  • JamesJones44
    Maybe I mis-read the article, but seems odd to me you would name a more capable part G10 and a less capable G11. I guess if consumers don't see those names it won't matter.
    Reply
  • hotaru.hino
    JamesJones44 said:
    Maybe I mis-read the article, but seems odd to me you would name a more capable part G10 and a less capable G11. I guess if consumers don't see those names it won't matter.
    AMD and NVIDIA both name their GPUs in increasing order for decreasing performance. I would imagine starting with a lower value as a part number is better for the highest end part because you're not going to get any higher and it would be really awkward if you started off with two product lines, say G10 and G11, but then you want a third, lesser product. That would make the G12 worse than the G11 and you've just broken your convention. And having a G10.5 is weird... because what if you make yet another product? Are you going to call it 10.25 or 10.75?
    Reply
  • JarredWaltonGPU
    JamesJones44 said:
    Maybe I mis-read the article, but seems odd to me you would name a more capable part G10 and a less capable G11. I guess if consumers don't see those names it won't matter.
    Industry standard:
    Nvidia GA100 > GA102 > GA103 > GA104 > GA106 > GA107
    AMD Navi 21 > Navi 22 > Navi 23 > Navi 24
    Reply
  • closs.sebastien

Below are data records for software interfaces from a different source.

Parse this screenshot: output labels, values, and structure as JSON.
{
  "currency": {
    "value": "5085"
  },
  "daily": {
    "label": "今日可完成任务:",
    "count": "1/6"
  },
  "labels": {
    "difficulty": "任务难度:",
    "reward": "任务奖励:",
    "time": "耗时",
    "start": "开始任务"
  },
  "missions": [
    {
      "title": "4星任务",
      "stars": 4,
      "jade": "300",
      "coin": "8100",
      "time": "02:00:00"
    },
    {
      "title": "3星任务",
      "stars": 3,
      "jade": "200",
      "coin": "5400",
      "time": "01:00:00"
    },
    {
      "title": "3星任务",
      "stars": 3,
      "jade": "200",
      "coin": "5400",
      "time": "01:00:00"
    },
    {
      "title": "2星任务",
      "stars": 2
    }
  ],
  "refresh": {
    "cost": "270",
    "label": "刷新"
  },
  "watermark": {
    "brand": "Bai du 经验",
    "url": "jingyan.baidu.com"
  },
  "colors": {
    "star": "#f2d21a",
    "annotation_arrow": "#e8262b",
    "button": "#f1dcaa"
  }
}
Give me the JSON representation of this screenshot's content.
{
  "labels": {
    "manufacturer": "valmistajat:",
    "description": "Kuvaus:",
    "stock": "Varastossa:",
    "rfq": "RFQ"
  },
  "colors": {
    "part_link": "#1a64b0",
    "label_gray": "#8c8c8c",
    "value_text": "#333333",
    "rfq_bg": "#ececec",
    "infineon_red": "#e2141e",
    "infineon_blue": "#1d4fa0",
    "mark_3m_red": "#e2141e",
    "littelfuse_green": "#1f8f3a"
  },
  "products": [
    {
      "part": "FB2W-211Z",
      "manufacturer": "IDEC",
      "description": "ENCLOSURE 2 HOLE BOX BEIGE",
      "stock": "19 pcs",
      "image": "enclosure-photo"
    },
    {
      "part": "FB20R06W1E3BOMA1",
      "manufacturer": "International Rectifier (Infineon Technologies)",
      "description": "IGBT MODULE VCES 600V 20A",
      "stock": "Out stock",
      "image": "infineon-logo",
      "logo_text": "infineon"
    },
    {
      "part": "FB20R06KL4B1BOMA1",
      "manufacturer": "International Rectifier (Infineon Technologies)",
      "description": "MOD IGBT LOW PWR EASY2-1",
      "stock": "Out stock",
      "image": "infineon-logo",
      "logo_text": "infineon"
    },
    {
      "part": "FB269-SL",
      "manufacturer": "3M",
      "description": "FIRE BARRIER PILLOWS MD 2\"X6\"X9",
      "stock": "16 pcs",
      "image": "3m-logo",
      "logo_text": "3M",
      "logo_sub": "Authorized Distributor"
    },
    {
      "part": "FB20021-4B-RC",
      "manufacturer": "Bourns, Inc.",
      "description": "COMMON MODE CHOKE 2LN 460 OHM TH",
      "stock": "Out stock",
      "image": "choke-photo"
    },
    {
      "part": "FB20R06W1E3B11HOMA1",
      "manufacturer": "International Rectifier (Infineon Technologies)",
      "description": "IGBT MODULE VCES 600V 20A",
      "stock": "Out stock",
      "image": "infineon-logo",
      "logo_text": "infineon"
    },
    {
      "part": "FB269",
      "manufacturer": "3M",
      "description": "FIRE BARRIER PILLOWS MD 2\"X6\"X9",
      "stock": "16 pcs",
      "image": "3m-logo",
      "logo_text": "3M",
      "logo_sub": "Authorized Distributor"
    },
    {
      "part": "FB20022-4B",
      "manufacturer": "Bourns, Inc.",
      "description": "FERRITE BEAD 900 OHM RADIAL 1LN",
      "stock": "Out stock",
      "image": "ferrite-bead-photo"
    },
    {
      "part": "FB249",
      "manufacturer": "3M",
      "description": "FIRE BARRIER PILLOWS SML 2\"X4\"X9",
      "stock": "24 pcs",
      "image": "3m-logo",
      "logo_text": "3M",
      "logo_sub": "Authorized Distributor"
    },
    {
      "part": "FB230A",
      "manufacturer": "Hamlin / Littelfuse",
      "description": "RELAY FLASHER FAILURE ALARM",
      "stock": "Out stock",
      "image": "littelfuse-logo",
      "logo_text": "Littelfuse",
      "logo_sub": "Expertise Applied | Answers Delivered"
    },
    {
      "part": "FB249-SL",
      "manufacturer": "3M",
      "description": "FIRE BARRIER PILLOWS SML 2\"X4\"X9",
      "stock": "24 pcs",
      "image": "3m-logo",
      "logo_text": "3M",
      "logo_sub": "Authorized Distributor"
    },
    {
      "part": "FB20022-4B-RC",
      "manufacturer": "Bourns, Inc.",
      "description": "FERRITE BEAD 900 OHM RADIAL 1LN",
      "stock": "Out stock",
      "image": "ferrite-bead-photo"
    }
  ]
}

    but rtx2080 is better than 2070 which is better than 2060... wich is better than a 1060 which is better than a 900 serie... which is better than a 600 serie...
    Reply
  • drivinfast247
    closs.sebastien said:
    but rtx2080 is better than 2070 which is better than 2060... wich is better than a 1060 which is better than a 900 serie... which is better than a 600 serie...
    Correct. The model series numbers increase to denote the age(release date) of the product.
    The die numbers increase to show the quality of silicon, highest quality is first in series.
    Reply
  • Aurizon
    I am very wary of Intel's long history of 'monopolistic practices' where they tried incessantly to create an Apple styled 'walled garden', as shown by their underhanded bus practices and chip-set linkage tying. Waaay back I supported AMD through thick and thin and I was greatly pleased to see AMD overcome these barriers and do well on their raw smarts. Maybe I am overly suspicious, but has this leopard changed their spots??? - I doubt it, so I wait for the shoes to fall...
    Reply
  • JayNor
    "The XMX matrix engines meanwhile can do 128 FP16/BF16, 256 INT8, or 512 INT4/INT2 operations per clock. "

    I've seen this info for Xe-hpc, but are all these modes also supported on Xe-HPG? What is your source?
    Reply
  • JarredWaltonGPU
    JayNor said:
    "The XMX matrix engines meanwhile can do 128 FP16/BF16, 256 INT8, or 512 INT4/INT2 operations per clock. "

    I've seen this info for Xe-hpc, but are all these modes also supported on Xe-HPG? What is your source?
    Slide 22, at the bottom of the article. Considering Intel was specifically briefing us on the Arc product line, it would be very odd to include a slide showing Xe-HPC capabilities that don't apply to Xe-HPG.
    https://cdn.mos.cms.futurecdn.net/s2F46dgEzhXhXn7CLLtagF.jpg
    Reply